You had to grab every single dollar you could get your hands on, didn't you?

Triple Frontier (2019)
(SPOILERS) Triple Frontier must have seemed like a no-brainer for Netflix, even by their standards of indiscriminately greenlighting projects whenever anyone who can’t get a job at a proper studio asks. It had, after all, been a hot property – nearly a decade ago now – with Kathryn Bigelow attached as director (she retains a producing credit) and subsequently JC Chandor, who has seen it through to completion. Netflix may not have attracted quite the same level of prospective stars – Johnny Depp, Tom Hanks, Will Smith, Tom Hardy and Channing Tatum were all involved at various points – but as ever, they haven’t stinted on the production. To what end, though? Well, Bigelow’s involvement is a reliable indicator; this is a movie about very male men doing very masculine things and suffering stoically for it.

What lit the fire that set off our Mr Reaper?

Death Wish (2018)
(SPOILERS) I haven’t seen the original Death Wish, the odd clip aside, and I don’t especially plan to remedy that, owing to an aversion to Charles Bronson when he isn’t in Once Upon a Time in the West and an aversion to Michael Winner when he wasn’t making ‘60s comedies or Peter Ustinov Hercule Poirots. I also have an aversion to Eli Roth, though (this is the first of his oeuvre I’ve seen, again the odd clip aside, as I have a general distaste for his oeuvre), and mildly to Bruce when he’s on autopilot (most of the last twenty years), so really, I probably shouldn’t have checked this one out. It was duly slated as a fascistic, right-wing rallying cry, even though the same slaters consider such behaviour mostly okay if the protagonist is super-powered and wearing a mask when taking justice into his (or her) own hands, but the truth is this remake is a quite serviceable, occasionally amusing little revenger, one that even has sufficient courage in its skewed convictions …

Life is like a box of timelines. You feel me?

Russian Doll Season One
(SPOILERS) It feels like loading the dice to proclaim something necessarily better because it’s female-driven, but that’s the tack The Hollywood Reporter took with its effusive review of Russian Doll, suggesting “although Nadia goes on a similar journey of self-discovery to Bill Murray’s hackneyed reporter in Groundhog Day, the fact that the show was created, written by and stars women means that it offers up a different, less exploitative and far more thoughtful angle” (than the predominately male-centric entries in the sub-genre). Which rather sounds like Rosie Knight changing the facts to fit her argument. And ironic, given star Natasha Lyonne has gone out of her way to stress the show’s inclusive message. Russian Dollis good, but the suggestion that “unlike its predecessors (it) provides a thoughtfulness, authenticity and honesty which makes it inevitable end (sic) all the more powerful” is cobblers.

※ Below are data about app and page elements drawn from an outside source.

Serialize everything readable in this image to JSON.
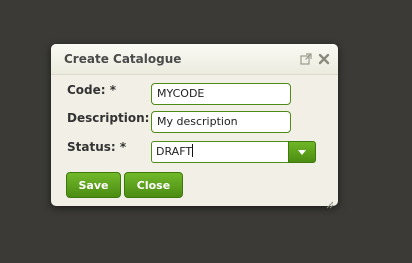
{
  "dialog": {
    "title": "Create Catalogue",
    "icons": {
      "popout": "popout-icon",
      "close": "close-icon",
      "resize": "resize-grip-icon"
    }
  },
  "form": {
    "code": {
      "label": "Code: *",
      "value": "MYCODE"
    },
    "description": {
      "label": "Description: *",
      "value": "My description"
    },
    "status": {
      "label": "Status: *",
      "value": "DRAFT"
    }
  },
  "buttons": {
    "save_label": "Save",
    "close_label": "Close"
  },
  "colors": {
    "accent": "#5a9e1c",
    "background": "#3b3a36",
    "dialog": "#f2f0e6"
  }
}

Our "Bullshit!" team has unearthed spectacular new evidence, which suggests, that Jack the Ripper was, in fact, the Loch Ness Monster.

Amazon Women on the Moon (1987)
Cheeseburger Film Sandwich. Apparently, that’s what the French call Amazon Women on the Moon. Except that it probably sounds a little more elegant, since they’d be saying it in French (I hope so, anyway). Given the title, it should be no surprise that it is regarded as a sequel to Kentucky Fried Movie. Which, in some respects, it is. John Landis originally planned to direct the whole of Amazon Women himself, but brought in other directors due to scheduling issues. The finished film is as much of a mess as Kentucky Fried Movie, arrayed with more miss sketches than hit ones, although it’s decidedly less crude and haphazard than the earlier picture. Some have attempted to reclaim Amazon Women as a dazzling satire on TV’s takeover of our lives, but that’s stretching it. There is a fair bit of satire in there, but the filmmakers were just trying to be funny; there’s no polemic or express commentary. But even on such moderate terms, it only sporadically fulfils…